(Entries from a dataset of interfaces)
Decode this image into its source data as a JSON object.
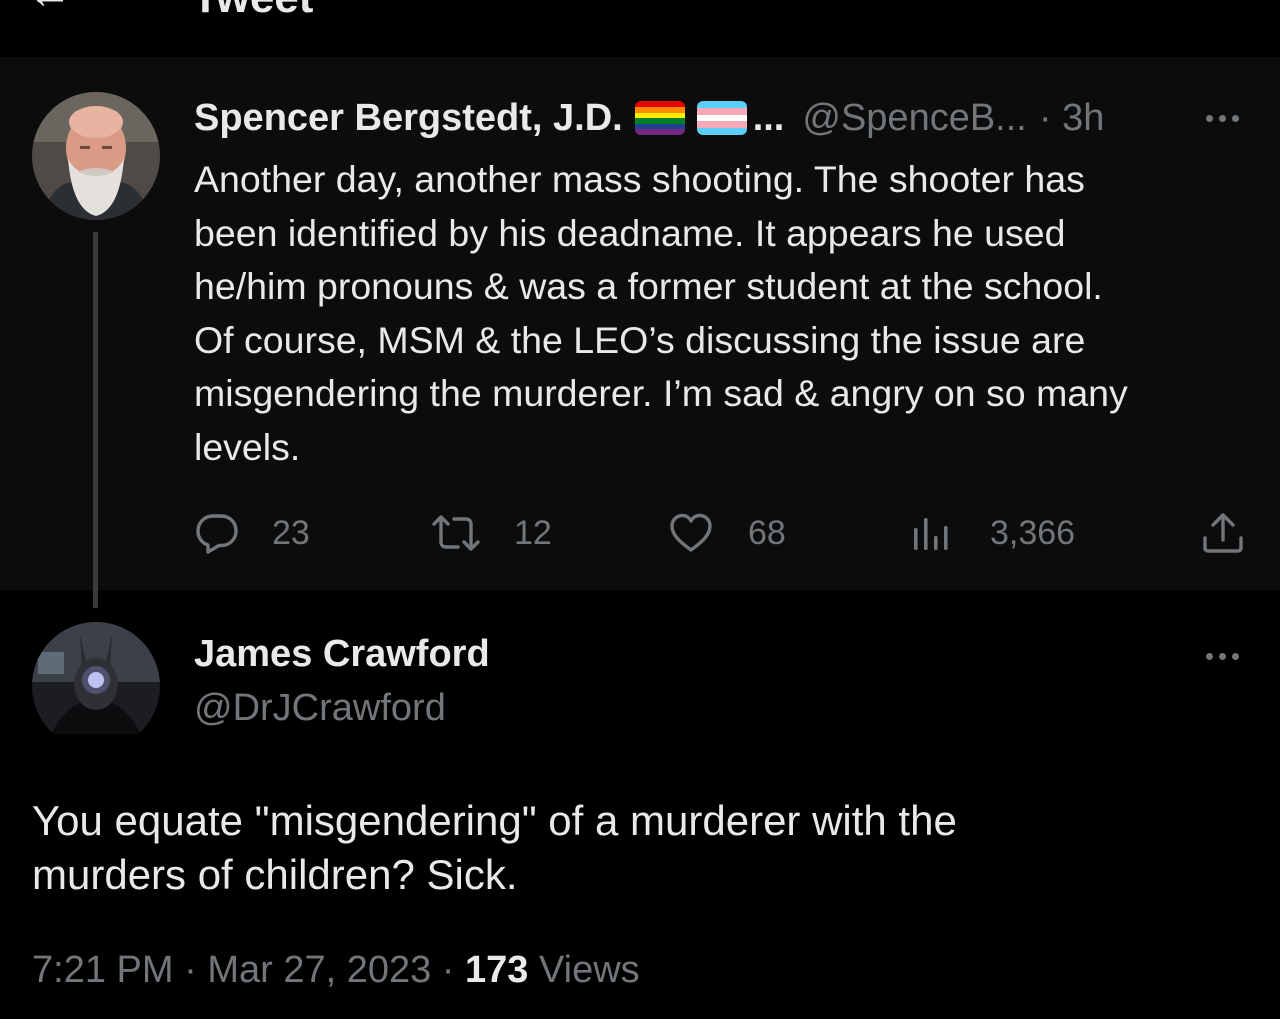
{
  "header": {
    "back_icon": "back-arrow-icon",
    "title": "Tweet"
  },
  "parent_tweet": {
    "avatar_icon": "avatar-bald-bearded-man",
    "display_name": "Spencer Bergstedt, J.D.",
    "flags": [
      "rainbow-pride-flag",
      "transgender-flag"
    ],
    "name_ellipsis": "...",
    "handle": "@SpenceB...",
    "time": "· 3h",
    "text": "Another day, another mass shooting. The shooter has\nbeen identified by his deadname. It appears he used\nhe/him pronouns & was a former student at the school.\nOf course, MSM & the LEO’s discussing the issue are\nmisgendering the murderer. I’m sad & angry on so many\nlevels.",
    "metrics": {
      "replies": "23",
      "retweets": "12",
      "likes": "68",
      "views": "3,366"
    }
  },
  "reply_tweet": {
    "avatar_icon": "avatar-dark-rabbit-mask",
    "display_name": "James Crawford",
    "handle": "@DrJCrawford",
    "text": "You equate \"misgendering\" of a murderer with the\nmurders of children?   Sick.",
    "time": "7:21 PM",
    "sep1": " · ",
    "date": "Mar 27, 2023",
    "sep2": " · ",
    "views_count": "173",
    "views_label": " Views"
  },
  "colors": {
    "background": "#000000",
    "parent_background": "#0c0c0c",
    "text_primary": "#e7e9ea",
    "text_secondary": "#71767b",
    "thread_line": "#3a3a3a"
  }
}
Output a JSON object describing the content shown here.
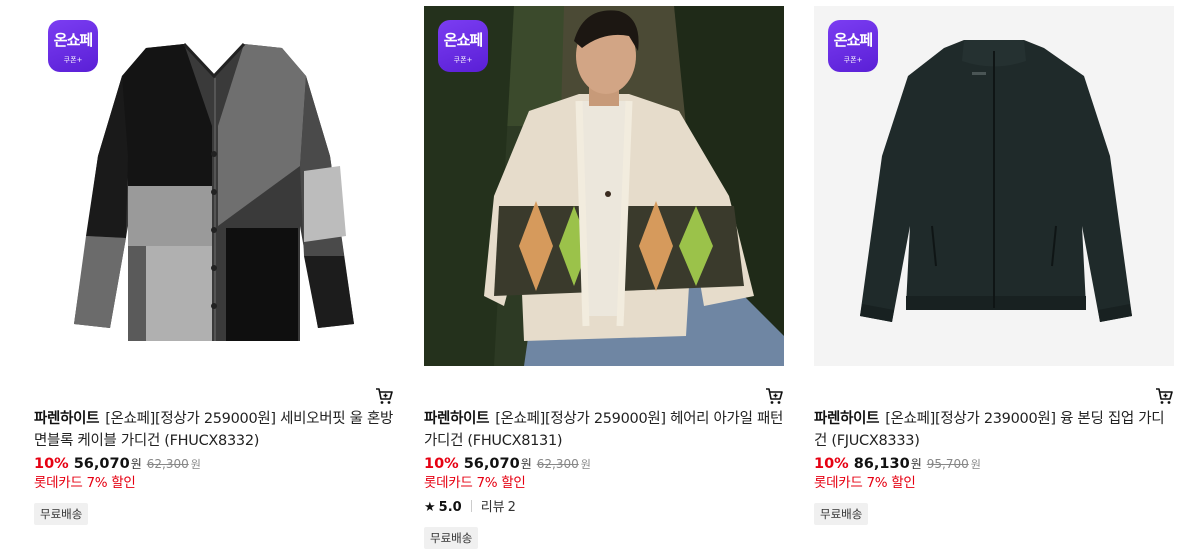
{
  "badge": {
    "main": "온쇼페",
    "sub": "쿠폰+"
  },
  "products": [
    {
      "brand": "파렌하이트",
      "name": "[온쇼페][정상가 259000원] 세비오버핏 울 혼방 면블록 케이블 가디건 (FHUCX8332)",
      "discount_rate": "10%",
      "sale_price": "56,070",
      "won": "원",
      "original_price": "62,300",
      "card_discount": "롯데카드 7% 할인",
      "shipping": "무료배송"
    },
    {
      "brand": "파렌하이트",
      "name": "[온쇼페][정상가 259000원] 헤어리 아가일 패턴 가디건 (FHUCX8131)",
      "discount_rate": "10%",
      "sale_price": "56,070",
      "won": "원",
      "original_price": "62,300",
      "card_discount": "롯데카드 7% 할인",
      "rating": "5.0",
      "review_label": "리뷰",
      "review_count": "2",
      "shipping": "무료배송"
    },
    {
      "brand": "파렌하이트",
      "name": "[온쇼페][정상가 239000원] 융 본딩 집업 가디건 (FJUCX8333)",
      "discount_rate": "10%",
      "sale_price": "86,130",
      "won": "원",
      "original_price": "95,700",
      "card_discount": "롯데카드 7% 할인",
      "shipping": "무료배송"
    }
  ],
  "icons": {
    "cart": "cart-icon",
    "star": "star-icon"
  },
  "colors": {
    "accent_red": "#e60012",
    "badge_purple": "#6a2ee8"
  }
}
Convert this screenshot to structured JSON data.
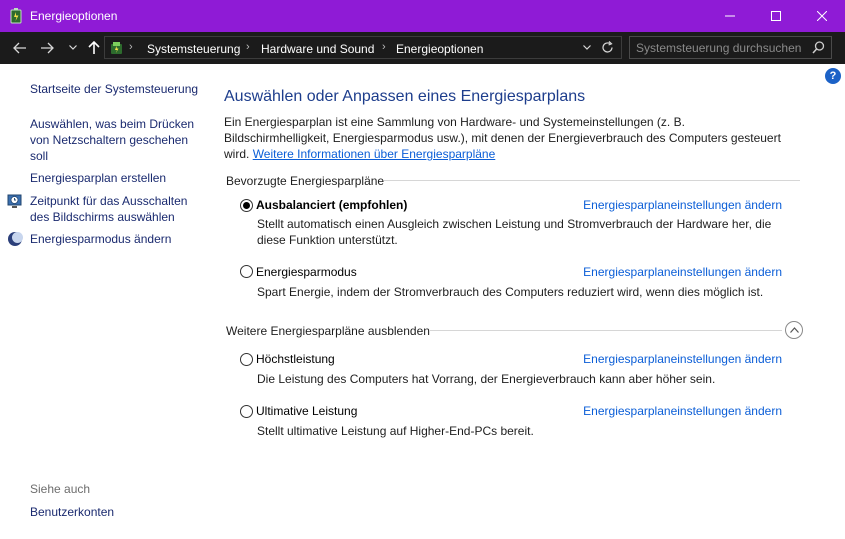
{
  "window": {
    "title": "Energieoptionen"
  },
  "address": {
    "crumbs": [
      "Systemsteuerung",
      "Hardware und Sound",
      "Energieoptionen"
    ],
    "search_placeholder": "Systemsteuerung durchsuchen"
  },
  "sidebar": {
    "home": "Startseite der Systemsteuerung",
    "tasks": [
      {
        "label": "Auswählen, was beim Drücken von Netzschaltern geschehen soll",
        "icon": null
      },
      {
        "label": "Energiesparplan erstellen",
        "icon": null
      },
      {
        "label": "Zeitpunkt für das Ausschalten des Bildschirms auswählen",
        "icon": "monitor-clock-icon"
      },
      {
        "label": "Energiesparmodus ändern",
        "icon": "moon-icon"
      }
    ],
    "see_also": "Siehe auch",
    "see_also_items": [
      "Benutzerkonten"
    ]
  },
  "main": {
    "heading": "Auswählen oder Anpassen eines Energiesparplans",
    "intro": "Ein Energiesparplan ist eine Sammlung von Hardware- und Systemeinstellungen (z. B. Bildschirmhelligkeit, Energiesparmodus usw.), mit denen der Energieverbrauch des Computers gesteuert wird.",
    "intro_link": "Weitere Informationen über Energiesparpläne",
    "preferred_header": "Bevorzugte Energiesparpläne",
    "more_header": "Weitere Energiesparpläne ausblenden",
    "change_link": "Energiesparplaneinstellungen ändern",
    "plans": [
      {
        "name": "Ausbalanciert (empfohlen)",
        "selected": true,
        "desc": "Stellt automatisch einen Ausgleich zwischen Leistung und Stromverbrauch der Hardware her, die diese Funktion unterstützt."
      },
      {
        "name": "Energiesparmodus",
        "selected": false,
        "desc": "Spart Energie, indem der Stromverbrauch des Computers reduziert wird, wenn dies möglich ist."
      },
      {
        "name": "Höchstleistung",
        "selected": false,
        "desc": "Die Leistung des Computers hat Vorrang, der Energieverbrauch kann aber höher sein."
      },
      {
        "name": "Ultimative Leistung",
        "selected": false,
        "desc": "Stellt ultimative Leistung auf Higher-End-PCs bereit."
      }
    ]
  },
  "help": "?"
}
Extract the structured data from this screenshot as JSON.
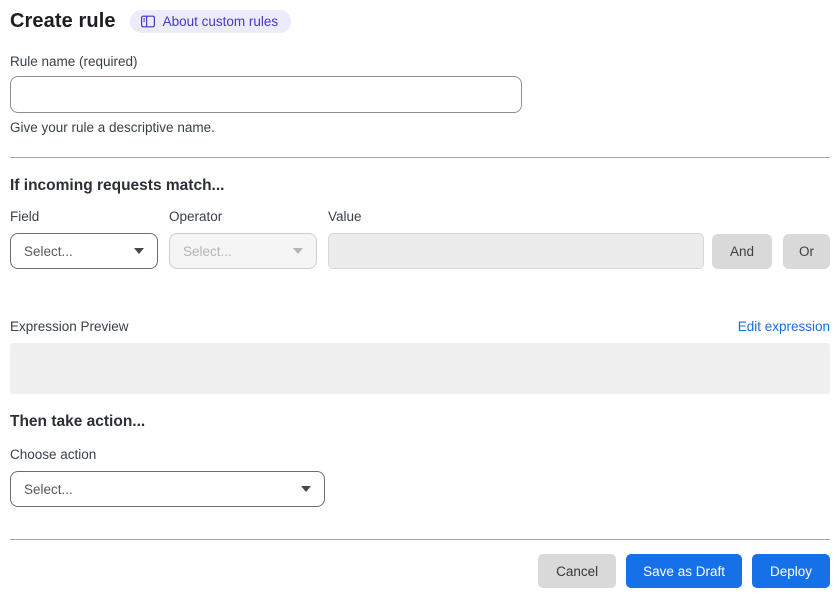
{
  "header": {
    "title": "Create rule",
    "badge": {
      "icon": "book-open-icon",
      "label": "About custom rules"
    }
  },
  "rule_name": {
    "label": "Rule name (required)",
    "value": "",
    "helper": "Give your rule a descriptive name."
  },
  "match_section": {
    "heading": "If incoming requests match...",
    "field": {
      "label": "Field",
      "selected": "Select..."
    },
    "operator": {
      "label": "Operator",
      "selected": "Select..."
    },
    "value": {
      "label": "Value",
      "value": ""
    },
    "and_label": "And",
    "or_label": "Or",
    "preview_label": "Expression Preview",
    "edit_link": "Edit expression",
    "expression_value": ""
  },
  "action_section": {
    "heading": "Then take action...",
    "choose_label": "Choose action",
    "selected": "Select..."
  },
  "footer": {
    "cancel": "Cancel",
    "save_draft": "Save as Draft",
    "deploy": "Deploy"
  },
  "colors": {
    "accent_blue": "#1670e8",
    "link_blue": "#1a6ee0",
    "badge_bg": "#ebebfa",
    "badge_text": "#4338ca",
    "disabled_bg": "#ececec",
    "gray_button": "#d9d9d9",
    "divider": "#a6a6a6"
  }
}
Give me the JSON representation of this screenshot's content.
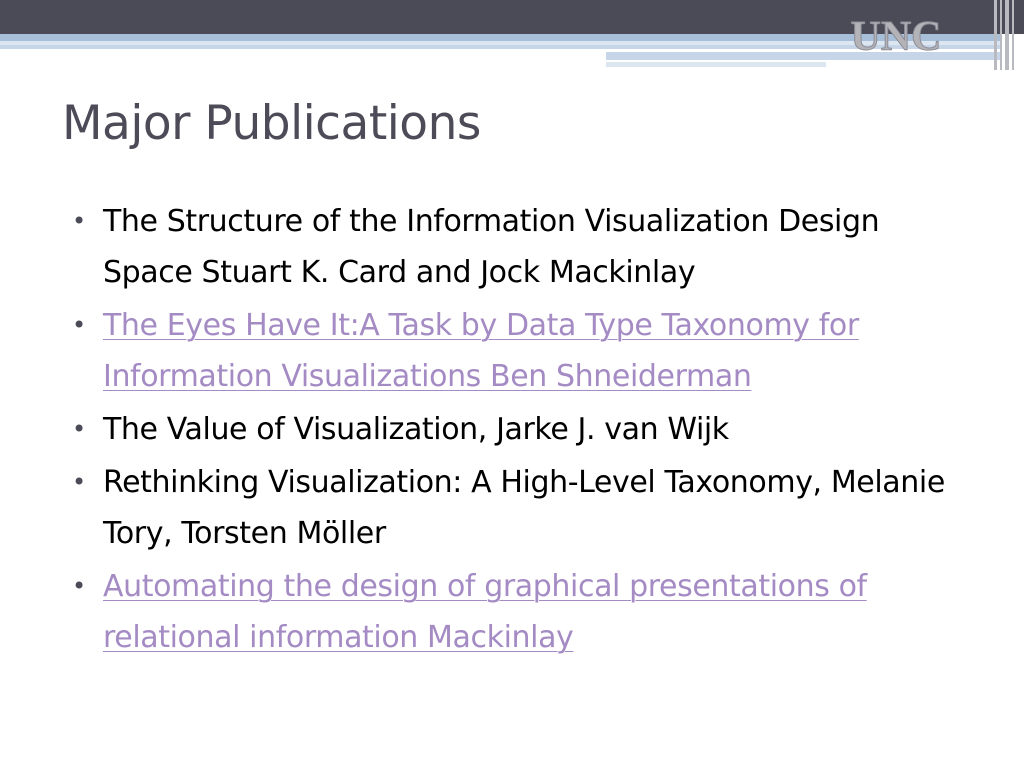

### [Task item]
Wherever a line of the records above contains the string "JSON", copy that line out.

### [Output of the task]
Decode this image into its source data as a JSON object.
Output a JSON object describing the content shown here.
Convert this screenshot to structured JSON data.
Extract the structured data from this screenshot as JSON.
Give me the JSON representation of this screenshot's content.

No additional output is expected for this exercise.